Only if North Korea halts its missile tests can tensions over the North’s nuclear program be eased. Nonetheless, Mr. Steinmeier sees the Winter Olympics as an opportunity for dialogue between the two countries.
In a historic move, Kim Yo Jong, the sister of North Korean leader Kim Jong Un, will travel to South Korea to lead the Pyongyang delegation. It is seen as a sign of thawing tensions. North Koreans will march under one flag with South Koreans during the opening ceremony on Friday.
In sober German fashion, Mr. Steinmeier told Chosun Ilbo, “No one should harbor any illusions.” Germany belongs to a handful of European countries that have diplomatic relations with North Korea. It still has an embassy in the capital, Pyongyang, but ties are strained. Last week, reports emerged that North Korea allegedly used its Berlin embassy to acquire high-tech equipment for its missile and nuclear programs.
Germany is going through tumultuous political times, too. Mr. Steinmeier’s Asia visit – two days in Japan and four days in South Korea – have been overshadowed by political turmoil at home. During his visit in Seoul, President Moon congratulated him that his Social Democratic Party reached a coalition deal with Chancellor Angela Merkel's conservative alliance.
Mr. Steinmeier will attend the opening ceremony of what Mr. Moon calls the “Olympic Games of Peace” together with other world leaders on Friday.
Willy Brandt once said: “Even if two states exist in Germany, they are not foreign countries. Their relations with each other can only be of a special kind.” It remains to be seen whether North and South Korea can find a way forward together, too.

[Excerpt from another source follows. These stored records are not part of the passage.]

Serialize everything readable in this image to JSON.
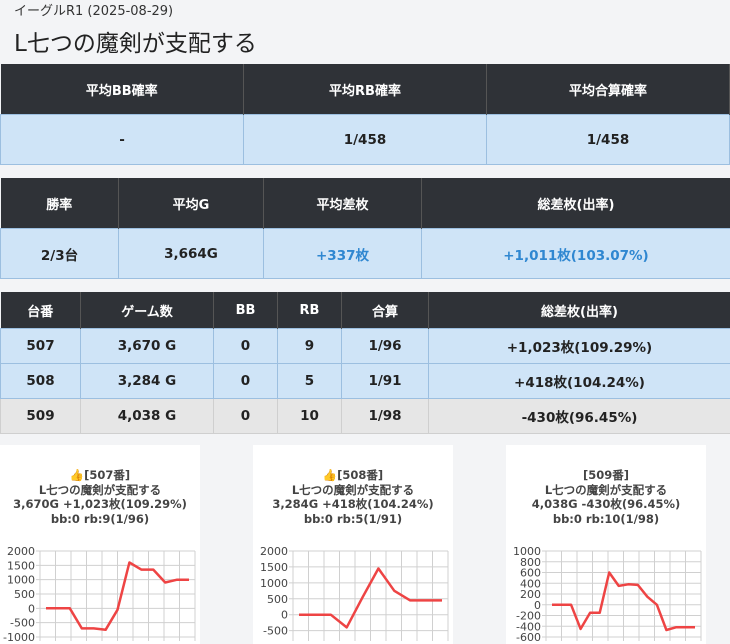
{
  "header": {
    "subtitle": "イーグルR1 (2025-08-29)",
    "title": "L七つの魔剣が支配する"
  },
  "prob_table": {
    "headers": [
      "平均BB確率",
      "平均RB確率",
      "平均合算確率"
    ],
    "row": [
      "-",
      "1/458",
      "1/458"
    ]
  },
  "summary_table": {
    "headers": [
      "勝率",
      "平均G",
      "平均差枚",
      "総差枚(出率)"
    ],
    "row": [
      "2/3台",
      "3,664G",
      "+337枚",
      "+1,011枚(103.07%)"
    ]
  },
  "machine_table": {
    "headers": [
      "台番",
      "ゲーム数",
      "BB",
      "RB",
      "合算",
      "総差枚(出率)"
    ],
    "rows": [
      [
        "507",
        "3,670 G",
        "0",
        "9",
        "1/96",
        "+1,023枚(109.29%)"
      ],
      [
        "508",
        "3,284 G",
        "0",
        "5",
        "1/91",
        "+418枚(104.24%)"
      ],
      [
        "509",
        "4,038 G",
        "0",
        "10",
        "1/98",
        "-430枚(96.45%)"
      ]
    ]
  },
  "cards": [
    {
      "line1": "👍[507番]",
      "line2": "L七つの魔剣が支配する",
      "line3": "3,670G +1,023枚(109.29%)",
      "line4": "bb:0 rb:9(1/96)",
      "chart_data": {
        "type": "line",
        "ylim": [
          -1000,
          2000
        ],
        "ticks": [
          "2000",
          "1500",
          "1000",
          "500",
          "0",
          "-500",
          "-1000"
        ],
        "tick_values": [
          2000,
          1500,
          1000,
          500,
          0,
          -500,
          -1000
        ],
        "values": [
          0,
          0,
          0,
          -700,
          -700,
          -750,
          -50,
          1600,
          1350,
          1350,
          900,
          1000,
          1000
        ],
        "color": "#ee4444"
      }
    },
    {
      "line1": "👍[508番]",
      "line2": "L七つの魔剣が支配する",
      "line3": "3,284G +418枚(104.24%)",
      "line4": "bb:0 rb:5(1/91)",
      "chart_data": {
        "type": "line",
        "ylim": [
          -700,
          2000
        ],
        "ticks": [
          "2000",
          "1500",
          "1000",
          "500",
          "0",
          "-500"
        ],
        "tick_values": [
          2000,
          1500,
          1000,
          500,
          0,
          -500
        ],
        "values": [
          0,
          0,
          0,
          -400,
          550,
          1450,
          750,
          450,
          450,
          450
        ],
        "color": "#ee4444"
      }
    },
    {
      "line1": "[509番]",
      "line2": "L七つの魔剣が支配する",
      "line3": "4,038G -430枚(96.45%)",
      "line4": "bb:0 rb:10(1/98)",
      "chart_data": {
        "type": "line",
        "ylim": [
          -600,
          1000
        ],
        "ticks": [
          "1000",
          "800",
          "600",
          "400",
          "200",
          "0",
          "-200",
          "-400",
          "-600"
        ],
        "tick_values": [
          1000,
          800,
          600,
          400,
          200,
          0,
          -200,
          -400,
          -600
        ],
        "values": [
          0,
          0,
          0,
          -450,
          -150,
          -150,
          600,
          350,
          380,
          370,
          150,
          0,
          -470,
          -420,
          -420,
          -420
        ],
        "color": "#ee4444"
      }
    }
  ]
}
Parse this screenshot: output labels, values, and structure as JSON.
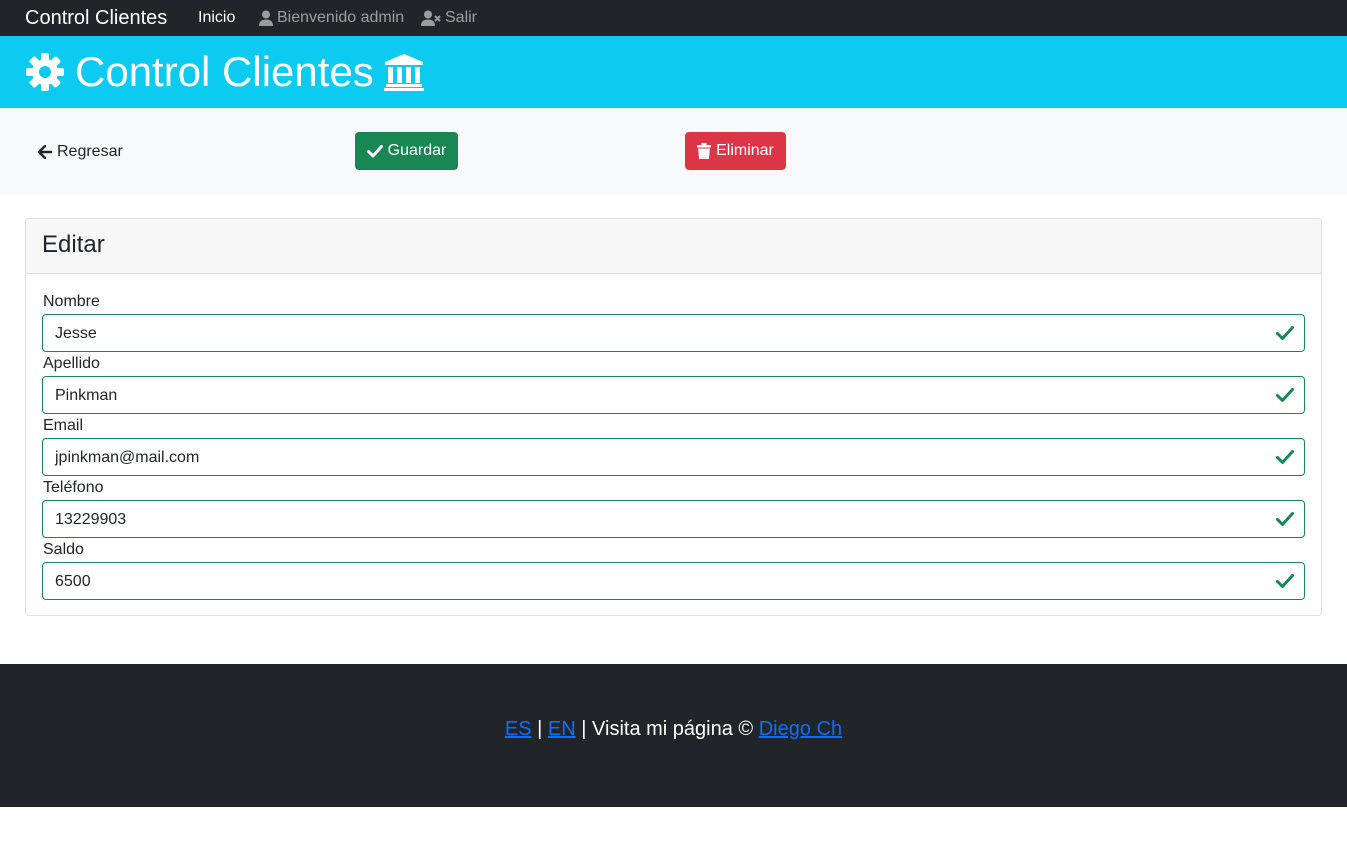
{
  "navbar": {
    "brand": "Control Clientes",
    "home": "Inicio",
    "welcome": "Bienvenido admin",
    "logout": "Salir"
  },
  "banner": {
    "title": "Control Clientes",
    "left_icon": "gear-icon",
    "right_icon": "bank-icon"
  },
  "actions": {
    "back_label": "Regresar",
    "save_label": "Guardar",
    "delete_label": "Eliminar"
  },
  "form": {
    "title": "Editar",
    "fields": [
      {
        "label": "Nombre",
        "value": "Jesse"
      },
      {
        "label": "Apellido",
        "value": "Pinkman"
      },
      {
        "label": "Email",
        "value": "jpinkman@mail.com"
      },
      {
        "label": "Teléfono",
        "value": "13229903"
      },
      {
        "label": "Saldo",
        "value": "6500"
      }
    ]
  },
  "footer": {
    "lang_es": "ES",
    "sep1": "|",
    "lang_en": "EN",
    "text": "| Visita mi página ©",
    "author": "Diego Ch"
  },
  "colors": {
    "navbar": "#212529",
    "banner": "#0dcaf0",
    "success": "#198754",
    "danger": "#dc3545",
    "link": "#0d6efd"
  }
}
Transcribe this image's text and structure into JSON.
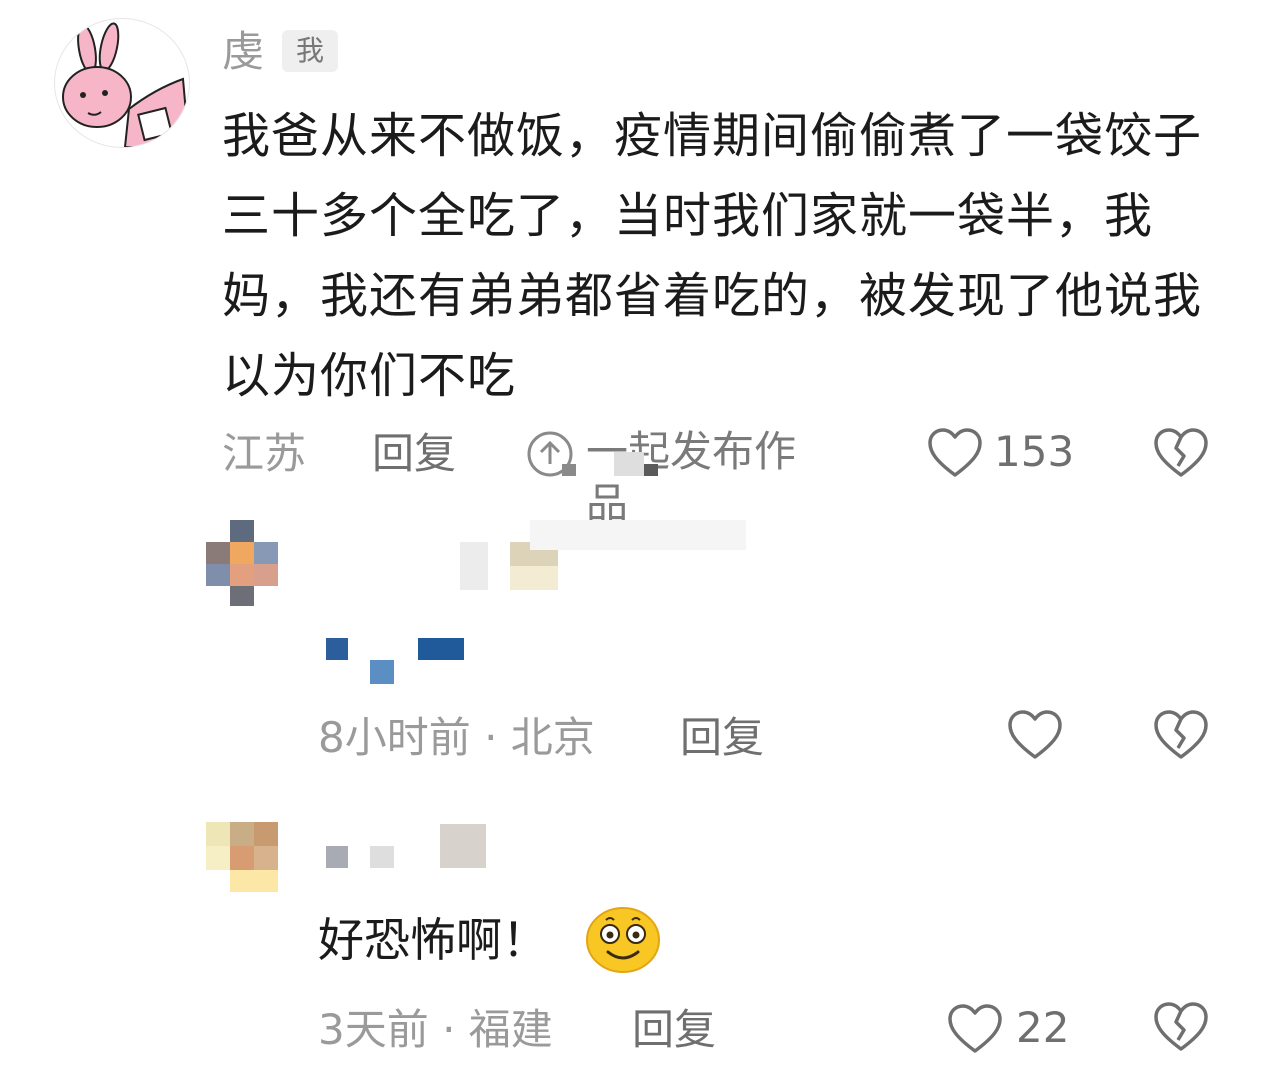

Moritz Koch is a political correspondent for Handelsblatt based in Berlin, Stephanie Ott is a writer and editor for Handelsblatt Global in New York. To contact the authors: [email protected] and [email protected].